I'm not sure why the one on the bottom is flesh colored. I've never seen that before. It kind of creeps me out. It looks like a finger. You can see their horn-like tails in the picture on the right. They are such a pretty color don't you think?
May all your plants be free of tomato horn worms!
Garlic is one of my favorite things to grow. Every spring when it comes up it reminds me that summer is not far off and I'll be outside planting soon. It also seems to withstand hail pretty well. Aren't we happy about that! The stem got beet up pretty bad but the bulb was safe and sound several inches underground.
I started my garlic 4 years ago and have been building it up since then. Each year saving more and more back to plant and thus increasing my stock.
After the garlic is pulled it has to sit out of sun and rain for a few days to a week. When they are done curing then the roots and tops are trimmed. They are then ready for storage. In the fall we will bring out the some of the bulbs to plant for next summer.

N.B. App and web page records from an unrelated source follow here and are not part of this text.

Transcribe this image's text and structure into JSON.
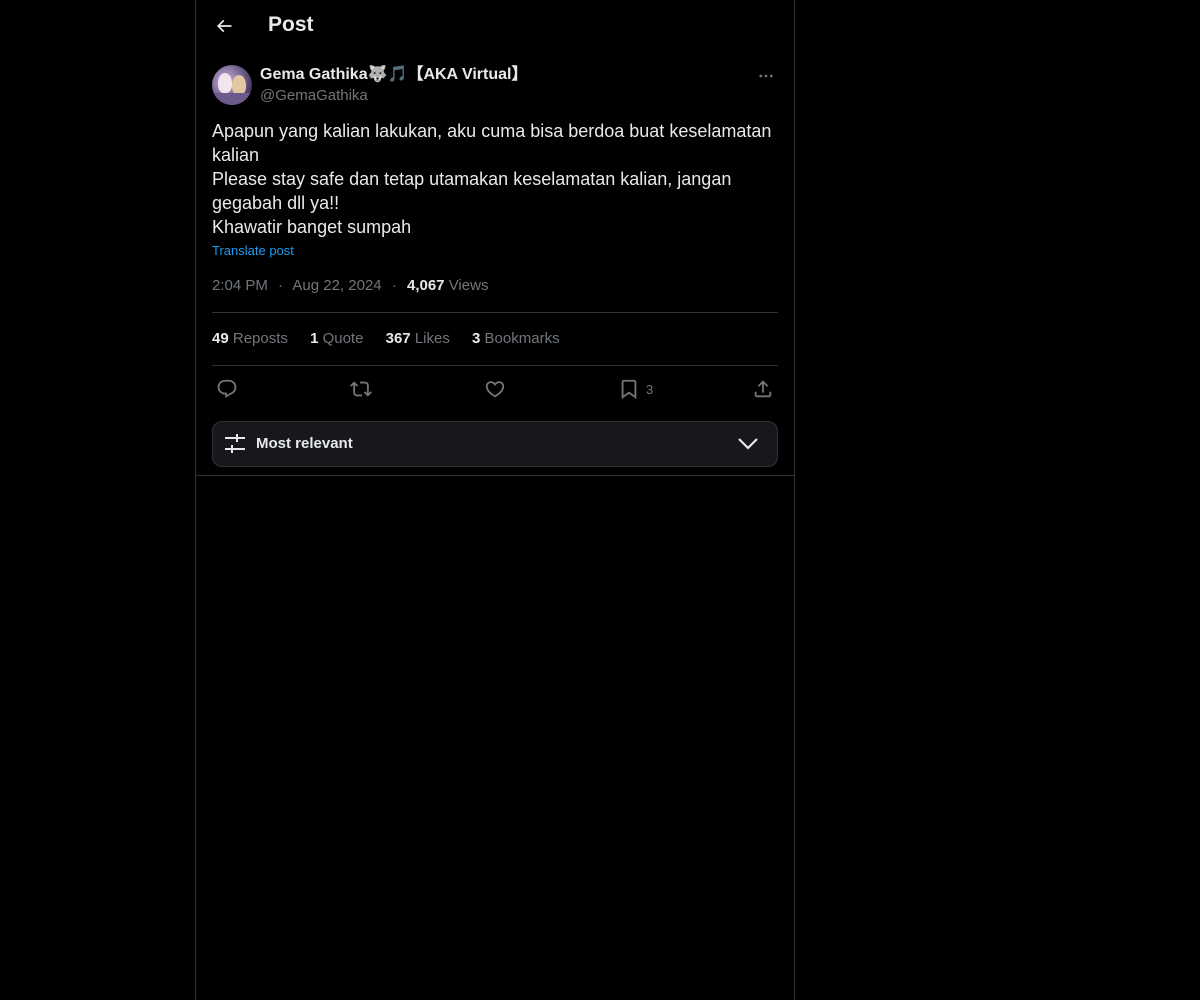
{
  "header": {
    "title": "Post"
  },
  "post": {
    "author": {
      "display_name": "Gema Gathika🐺🎵【AKA Virtual】",
      "handle": "@GemaGathika"
    },
    "text_lines": [
      "Apapun yang kalian lakukan, aku cuma bisa berdoa buat keselamatan kalian",
      "Please stay safe dan tetap utamakan keselamatan kalian, jangan gegabah dll ya!!",
      "Khawatir banget sumpah"
    ],
    "translate_label": "Translate post",
    "time": "2:04 PM",
    "date": "Aug 22, 2024",
    "separator": "·",
    "views_count": "4,067",
    "views_label": "Views"
  },
  "stats": {
    "reposts_count": "49",
    "reposts_label": "Reposts",
    "quotes_count": "1",
    "quotes_label": "Quote",
    "likes_count": "367",
    "likes_label": "Likes",
    "bookmarks_count": "3",
    "bookmarks_label": "Bookmarks"
  },
  "actions": {
    "bookmark_count": "3",
    "icons": [
      "reply-icon",
      "repost-icon",
      "like-icon",
      "bookmark-icon",
      "share-icon"
    ]
  },
  "sort": {
    "label": "Most relevant"
  },
  "colors": {
    "background": "#000000",
    "text_primary": "#e7e9ea",
    "text_secondary": "#71767b",
    "accent": "#1d9bf0",
    "border": "#2f3336",
    "sort_box_bg": "#16181c"
  }
}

In North Dakota it is best to grow a hard-neck variety. This is a long day type. Long day refers to how many hours of sunlight the garlic need. Long day type need more sunlight hours so they work great in the northern parts of the country where summer days are long. Short day is just the opposite and need fewer hours to thrive. They are grown in the southern stated.
The hard-neck refers to the top or stem. It is indeed very hard. It must be cut off with sharp knife or kitchen shears. Hard-neck garlic can not be braided like soft-neck garlic for this very reason.
A few weeks ago we harvested the garlic scapes. Garlic scapes are the blooms of the garlic. They are very funny looking things. The stem grows up several feet then curls over and around with the bloom on the end. You cut them off about eight inches below the bloom and that is your garlic scape. It can be used just like garlic or you can pickle it like we like to do. It is absolutely delicious spread on a sandwich.
They look like miniature garlic cloves don't they. We are excited to grow garlic from these tiny little bubils!
Happy garlic eating!
P.S. If you are looking for the post on the hail damage you can find it after the post on multiplier onions. Just keep scrolling down.
Hello, I'm Jaci. I love gardening and being outside in God's amazing creation. I'm passionate about whole foods and clean eating. I look forward to sharing my farming adventures and helping you reach your gardening goals!